Many of Knight’s images release an energy in music and color and physical movement, from theater to Madison Square Garden, to a lifelong fascination with circus performers. He recalled drawings he has created for an imagined show, a high-end burlesque involving both men and women, with a globally diverse cast and music. None of those drawings appear in the Rockwell show, he said.
But two of his favorite drawings are here. One, he said, a cover for Cricket, the children’s magazine, comes a period when he became fascinated by the differences and fluidity between boys and girls.
In this drawing, he said, he drew inspiration from a photo of a Yemeni youth with black curls showing at the edge of a turban. He did not know their gender, and the person he drew and painted kneels by a spiraling mosaic and a round window with a twilight sky. They look lithe as a teenager and thoughtful, intent on a slender insect sitting lightly on one hand.
The second image comes from a collection of Charles Dickens stories, a little-known story about a boy with a fantasy about being captain of a ship, and in the image he stands balanced on the nose of a whale in a whirl of spume. And the force of it astonishes him still, generations later.

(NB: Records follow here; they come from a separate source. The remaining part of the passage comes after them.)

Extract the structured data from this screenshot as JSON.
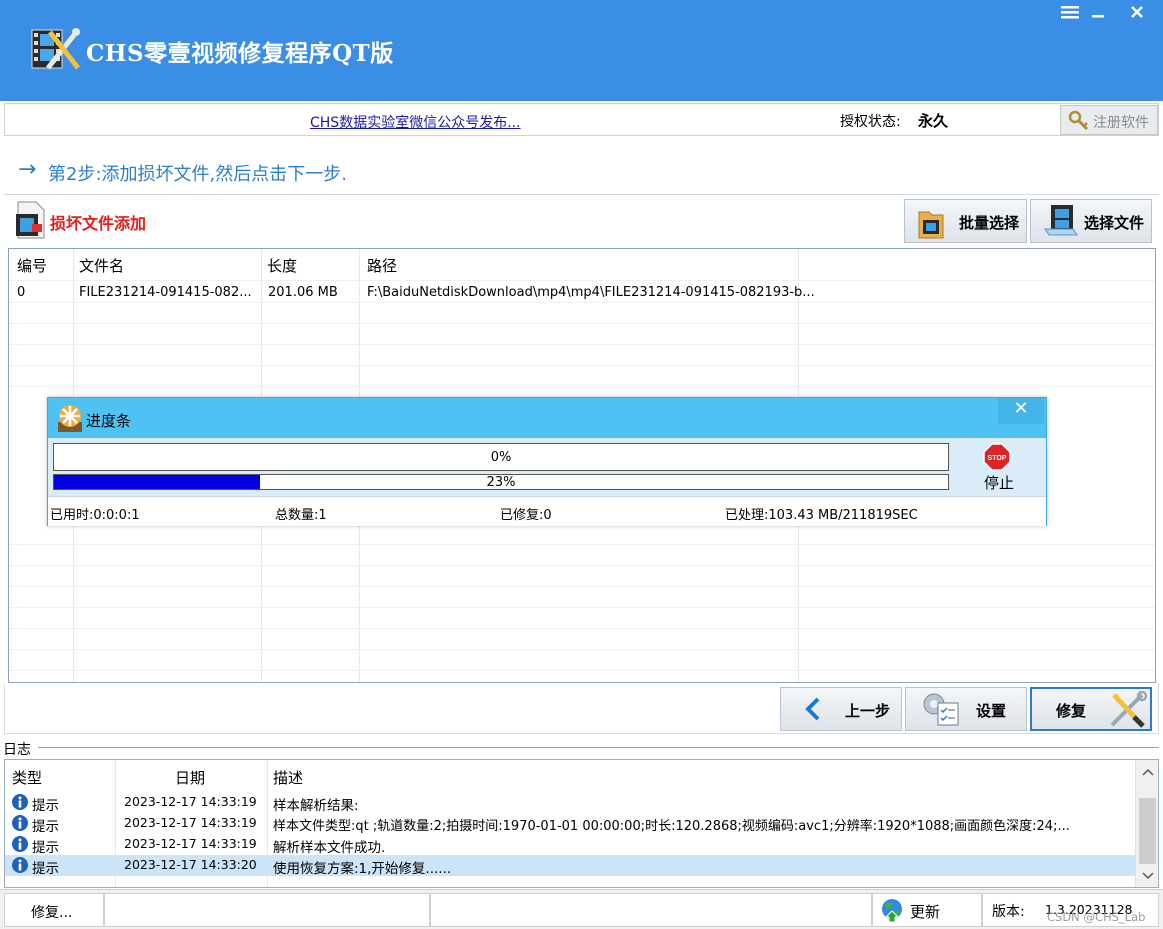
{
  "window": {
    "title": "CHS零壹视频修复程序QT版",
    "menu_icon": "hamburger-menu-icon",
    "minimize_icon": "minimize-icon",
    "close_icon": "close-icon"
  },
  "info": {
    "wechat_link": "CHS数据实验室微信公众号发布...",
    "auth_label": "授权状态:",
    "auth_value": "永久",
    "register_button": "注册软件"
  },
  "step": {
    "arrow": "→",
    "text": "第2步:添加损坏文件,然后点击下一步."
  },
  "add_section": {
    "title": "损坏文件添加",
    "batch_select": "批量选择",
    "select_file": "选择文件"
  },
  "file_table": {
    "columns": [
      "编号",
      "文件名",
      "长度",
      "路径"
    ],
    "rows": [
      [
        "0",
        "FILE231214-091415-082...",
        "201.06 MB",
        "F:\\BaiduNetdiskDownload\\mp4\\mp4\\FILE231214-091415-082193-b..."
      ]
    ]
  },
  "progress_dialog": {
    "title": "进度条",
    "bar1_label": "0%",
    "bar1_fraction": 0,
    "bar2_label": "23%",
    "bar2_fraction": 0.23,
    "stop_label": "停止",
    "stop_sign": "STOP",
    "close_symbol": "✕",
    "elapsed": "已用时:0:0:0:1",
    "total": "总数量:1",
    "repaired": "已修复:0",
    "processed": "已处理:103.43 MB/211819SEC"
  },
  "nav": {
    "prev": "上一步",
    "settings": "设置",
    "repair": "修复"
  },
  "log": {
    "section_label": "日志",
    "columns": [
      "类型",
      "日期",
      "描述"
    ],
    "rows": [
      {
        "type": "提示",
        "date": "2023-12-17 14:33:19",
        "desc": "样本解析结果:"
      },
      {
        "type": "提示",
        "date": "2023-12-17 14:33:19",
        "desc": "样本文件类型:qt ;轨道数量:2;拍摄时间:1970-01-01 00:00:00;时长:120.2868;视频编码:avc1;分辨率:1920*1088;画面颜色深度:24;..."
      },
      {
        "type": "提示",
        "date": "2023-12-17 14:33:19",
        "desc": "解析样本文件成功."
      },
      {
        "type": "提示",
        "date": "2023-12-17 14:33:20",
        "desc": "使用恢复方案:1,开始修复......"
      }
    ]
  },
  "statusbar": {
    "status": "修复...",
    "update": "更新",
    "version_label": "版本:",
    "version": "1.3.20231128",
    "watermark": "CSDN @CHS_Lab"
  },
  "colors": {
    "titlebar": "#3a8ee6",
    "step_text": "#2c7fcf",
    "add_title": "#e81a1a",
    "progress_fill": "#0000e0",
    "dialog_header": "#4ec2f2"
  }
}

“That’s the absolute favorite,” he said. “When you look at something and can’t remember how you ever did it.”